I’m a bit late in posting this, but I wanted to let everyone know that this week, April 21- 27 is National Infertility Awareness Week.
1 in 8 couples are affected by infertility. Look around. That girls night out you just went on? Somebody in the group most likely struggled/is struggling/will struggle to have children. Your sorority sisters? Quite a few are most likely affected. Co-workers? Them too. Strangers at the grocery store? Yup. All told about 7.3 million Americans, 12% of the female population of child-bearing age are affected by infertility.
Those of us who struggle with infertility are given the hard task of getting through our daily life while dealing with a disease that generally has no visible, at least to the casual observer, symptoms. There is no way to tell simply by looking at someone whether they are infertile or not. Women and men with children, women and men without children, single women and men: any of us can be dealing with the pain, both emotional and physical, that is caused by infertility. Well-meaning people who says things like “just relax- then you’ll get pregnant!” and “when are you having more children?” may be inadvertently hurting the feelings of the comments’ recipients.
One of the goals of RESOLVE: The National Infertility Association, and of women like myself who are openly blogging about our struggles is to raise awareness about infertility and to provide resources for anyone affected.
For family and friends of anyone struggling with infertility, or even for people who think they don’t know anyone affected (but who, in actuality, most likely DO) please check out RESOLVE’s resources for family and friends. There’s some really great information about how to be supportive of anyone you know who might be struggling with this disease including a really great article about Infertility Etiquette.
For anyone with infertility, or anyone interested in healthcare, check out RESOLVE’s State Fertility Scorecard which grades each state on the support, doctors, and insurance coverage available to support infertility. I’m fortunate enough to live in a “green” state but as you’ll see there are very few states that ranked that highly.
For a great website devoted to infertility, check out The Infertility Voice, written by Keiko Zoll. Keiko started The Infertility Voice as an “online resource for infertility patients seeking support and compassion during their infertility journeys.” Her blog was one of the first I started reading when we were struggling to get pregnant with our second child and I’m not sure that I would have even realized how important it was for me to share my story without Keiko sharing her own.

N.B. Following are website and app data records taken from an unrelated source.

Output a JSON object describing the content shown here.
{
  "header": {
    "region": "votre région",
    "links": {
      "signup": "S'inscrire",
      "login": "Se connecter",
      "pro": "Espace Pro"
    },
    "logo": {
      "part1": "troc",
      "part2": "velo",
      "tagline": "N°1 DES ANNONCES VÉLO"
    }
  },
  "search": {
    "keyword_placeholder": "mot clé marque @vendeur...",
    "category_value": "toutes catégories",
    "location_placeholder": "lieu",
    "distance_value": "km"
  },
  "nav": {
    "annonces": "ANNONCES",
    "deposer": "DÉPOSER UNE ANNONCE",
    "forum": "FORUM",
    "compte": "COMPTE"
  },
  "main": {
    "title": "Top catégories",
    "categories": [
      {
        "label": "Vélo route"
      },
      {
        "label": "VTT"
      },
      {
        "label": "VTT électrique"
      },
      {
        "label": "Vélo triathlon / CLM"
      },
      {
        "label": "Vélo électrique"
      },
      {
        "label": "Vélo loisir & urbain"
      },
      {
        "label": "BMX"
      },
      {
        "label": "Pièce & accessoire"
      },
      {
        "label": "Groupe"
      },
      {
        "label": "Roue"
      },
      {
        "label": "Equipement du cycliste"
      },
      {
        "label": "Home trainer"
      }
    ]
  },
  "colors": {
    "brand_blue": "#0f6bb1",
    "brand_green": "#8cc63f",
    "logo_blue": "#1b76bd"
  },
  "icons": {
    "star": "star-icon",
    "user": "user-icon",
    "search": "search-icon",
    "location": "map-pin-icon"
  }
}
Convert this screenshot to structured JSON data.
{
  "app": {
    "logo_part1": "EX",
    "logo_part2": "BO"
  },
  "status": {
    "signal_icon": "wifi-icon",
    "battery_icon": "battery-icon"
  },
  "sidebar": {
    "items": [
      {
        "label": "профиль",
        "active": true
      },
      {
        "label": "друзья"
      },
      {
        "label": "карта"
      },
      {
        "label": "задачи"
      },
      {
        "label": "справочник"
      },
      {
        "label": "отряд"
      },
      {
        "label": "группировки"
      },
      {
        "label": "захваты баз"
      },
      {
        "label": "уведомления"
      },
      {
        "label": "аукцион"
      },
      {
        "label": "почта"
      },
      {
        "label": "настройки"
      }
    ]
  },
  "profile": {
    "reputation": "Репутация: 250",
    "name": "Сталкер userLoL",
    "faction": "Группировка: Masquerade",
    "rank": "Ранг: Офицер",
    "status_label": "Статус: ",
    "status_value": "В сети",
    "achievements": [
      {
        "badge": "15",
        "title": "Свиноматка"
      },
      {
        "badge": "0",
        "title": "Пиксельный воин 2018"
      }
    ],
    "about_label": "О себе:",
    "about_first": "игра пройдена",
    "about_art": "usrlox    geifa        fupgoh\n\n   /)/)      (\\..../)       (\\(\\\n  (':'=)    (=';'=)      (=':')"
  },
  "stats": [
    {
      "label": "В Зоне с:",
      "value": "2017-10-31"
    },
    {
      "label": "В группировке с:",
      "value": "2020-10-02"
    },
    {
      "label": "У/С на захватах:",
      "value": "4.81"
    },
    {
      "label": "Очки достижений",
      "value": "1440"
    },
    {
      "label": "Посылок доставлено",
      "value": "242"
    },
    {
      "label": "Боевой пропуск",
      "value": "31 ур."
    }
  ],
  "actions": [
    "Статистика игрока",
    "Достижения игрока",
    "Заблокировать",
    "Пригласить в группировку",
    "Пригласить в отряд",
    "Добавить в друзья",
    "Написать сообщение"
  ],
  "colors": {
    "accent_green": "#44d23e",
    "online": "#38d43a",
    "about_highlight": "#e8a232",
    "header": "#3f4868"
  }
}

To show support, consider changing your Facebook cover to one of the ones Keiko created for this week- there are many to choose from, ranging from “I am what infertility looks like” to “friends for infertility awareness” to “men for infertility awareness.”
Most importantly, don’t be afraid to share your stories. If we can share things like “… must have a second cup of coffee today!” or “ack! laundry overload!” then why can’t we share the important stuff too?